[Opening Information section]
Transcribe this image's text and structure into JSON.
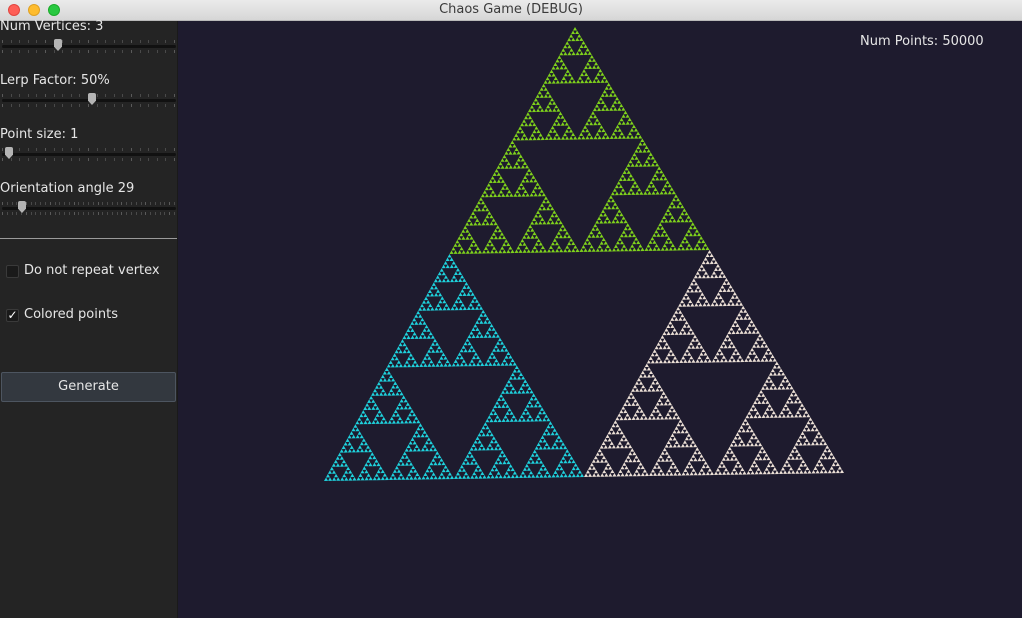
{
  "window": {
    "title": "Chaos Game (DEBUG)"
  },
  "sidebar": {
    "num_vertices": {
      "label": "Num Vertices: 3",
      "value": 3
    },
    "lerp_factor": {
      "label": "Lerp Factor: 50%",
      "value": 50
    },
    "point_size": {
      "label": "Point size: 1",
      "value": 1
    },
    "orientation": {
      "label": "Orientation angle 29",
      "value": 29
    },
    "do_not_repeat": {
      "label": "Do not repeat vertex",
      "checked": false
    },
    "colored_points": {
      "label": "Colored points",
      "checked": true,
      "mark": "✓"
    },
    "generate_label": "Generate"
  },
  "canvas": {
    "num_points_text": "Num Points: 50000",
    "colors": {
      "background": "#1e1b2e",
      "top": "#7fd21c",
      "left": "#1ed2dd",
      "right": "#ece0d6"
    }
  }
}
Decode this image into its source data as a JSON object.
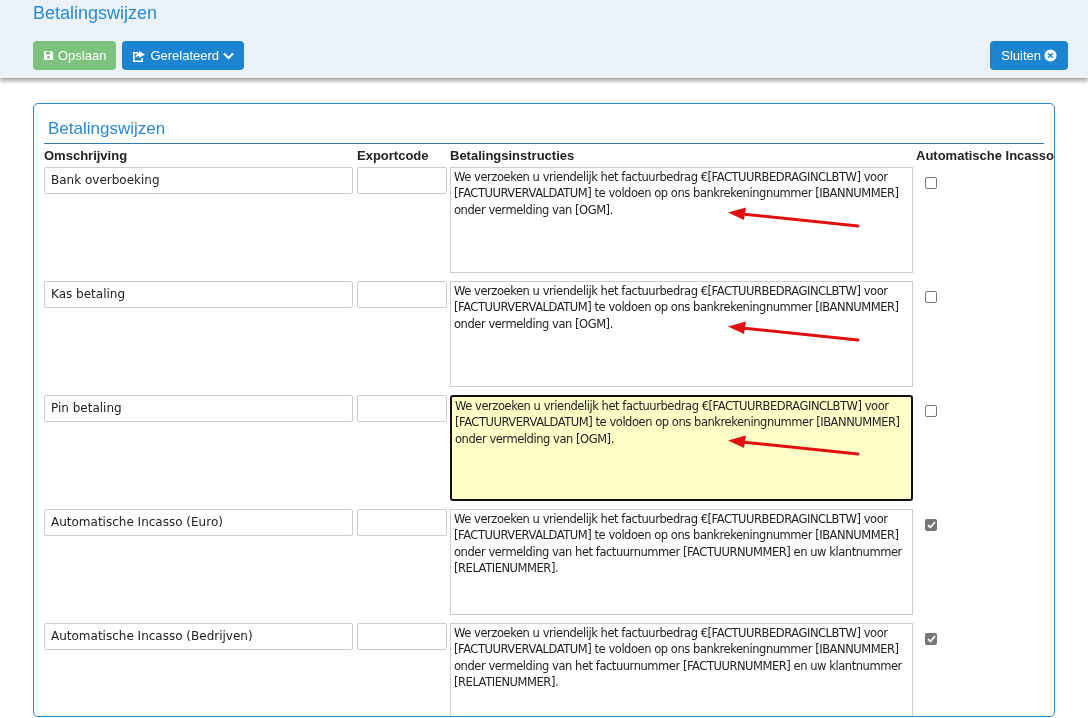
{
  "header": {
    "title": "Betalingswijzen",
    "buttons": [
      {
        "kind": "save",
        "label": "Opslaan",
        "disabled": true
      },
      {
        "kind": "related",
        "label": "Gerelateerd"
      }
    ],
    "close_button": {
      "label": "Sluiten"
    }
  },
  "panel": {
    "title": "Betalingswijzen",
    "columns": [
      "Omschrijving",
      "Exportcode",
      "Betalingsinstructies",
      "Automatische Incasso"
    ],
    "rows": [
      {
        "description": "Bank overboeking",
        "export_code": "",
        "instructions": "We verzoeken u vriendelijk het factuurbedrag €[FACTUURBEDRAGINCLBTW] voor [FACTUURVERVALDATUM] te voldoen op ons bankrekeningnummer [IBANNUMMER] onder vermelding van [OGM].",
        "focused": false,
        "checked": false,
        "arrow": true
      },
      {
        "description": "Kas betaling",
        "export_code": "",
        "instructions": "We verzoeken u vriendelijk het factuurbedrag €[FACTUURBEDRAGINCLBTW] voor [FACTUURVERVALDATUM] te voldoen op ons bankrekeningnummer [IBANNUMMER] onder vermelding van [OGM].",
        "focused": false,
        "checked": false,
        "arrow": true
      },
      {
        "description": "Pin betaling",
        "export_code": "",
        "instructions": "We verzoeken u vriendelijk het factuurbedrag €[FACTUURBEDRAGINCLBTW] voor [FACTUURVERVALDATUM] te voldoen op ons bankrekeningnummer [IBANNUMMER] onder vermelding van [OGM].",
        "focused": true,
        "checked": false,
        "arrow": true
      },
      {
        "description": "Automatische Incasso (Euro)",
        "export_code": "",
        "instructions": "We verzoeken u vriendelijk het factuurbedrag €[FACTUURBEDRAGINCLBTW] voor [FACTUURVERVALDATUM] te voldoen op ons bankrekeningnummer [IBANNUMMER] onder vermelding van het factuurnummer [FACTUURNUMMER] en uw klantnummer [RELATIENUMMER].",
        "focused": false,
        "checked": true,
        "arrow": false
      },
      {
        "description": "Automatische Incasso (Bedrijven)",
        "export_code": "",
        "instructions": "We verzoeken u vriendelijk het factuurbedrag €[FACTUURBEDRAGINCLBTW] voor [FACTUURVERVALDATUM] te voldoen op ons bankrekeningnummer [IBANNUMMER] onder vermelding van het factuurnummer [FACTUURNUMMER] en uw klantnummer [RELATIENUMMER].",
        "focused": false,
        "checked": true,
        "arrow": false
      }
    ]
  }
}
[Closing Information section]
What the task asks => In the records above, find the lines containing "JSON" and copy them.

Written solution =>
Transcribe this image's text and structure into JSON.
Decode this image into its source data as a JSON object.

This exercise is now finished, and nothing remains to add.